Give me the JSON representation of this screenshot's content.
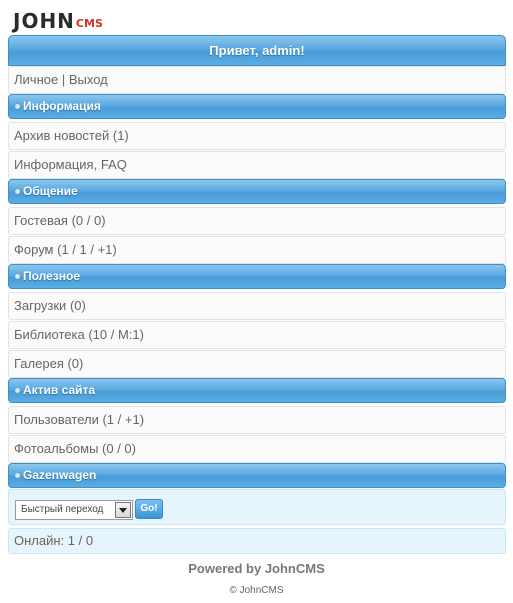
{
  "logo": {
    "main": "JOHN",
    "suffix": "CMS"
  },
  "greeting": {
    "prefix": "Привет, ",
    "user": "admin!"
  },
  "account_links": {
    "personal": "Личное",
    "separator": " | ",
    "logout": "Выход"
  },
  "sections": {
    "info": {
      "title": "Информация",
      "news": {
        "label": "Архив новостей ",
        "count": "(1)"
      },
      "faq": {
        "label": "Информация, FAQ"
      }
    },
    "community": {
      "title": "Общение",
      "guestbook": {
        "label": "Гостевая ",
        "open": "(0 / ",
        "new": "0",
        "close": ")"
      },
      "forum": {
        "label": "Форум ",
        "open": "(1 / 1 / ",
        "new": "+1",
        "close": ")"
      }
    },
    "useful": {
      "title": "Полезное",
      "downloads": {
        "label": "Загрузки ",
        "count": "(0)"
      },
      "library": {
        "label": "Библиотека ",
        "open": "(10 / ",
        "mod": "M:1",
        "close": ")"
      },
      "gallery": {
        "label": "Галерея ",
        "count": "(0)"
      }
    },
    "activity": {
      "title": "Актив сайта",
      "users": {
        "label": "Пользователи ",
        "open": "(1 / ",
        "new": "+1",
        "close": ")"
      },
      "albums": {
        "label": "Фотоальбомы ",
        "count": "(0 / 0)"
      }
    },
    "gazenwagen": {
      "title": "Gazenwagen"
    }
  },
  "quick_jump": {
    "selected": "Быстрый переход",
    "go_label": "Go!"
  },
  "online": {
    "label": "Онлайн: ",
    "value": "1 / 0"
  },
  "footer": {
    "powered": "Powered by JohnCMS",
    "copyright": "© JohnCMS"
  },
  "colors": {
    "accent": "#4a9bd6",
    "link_blue": "#2b72b5",
    "panel_bg": "#e6f5fc"
  }
}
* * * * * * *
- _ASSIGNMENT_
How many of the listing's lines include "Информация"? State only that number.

- _TASK OUTPUT_
2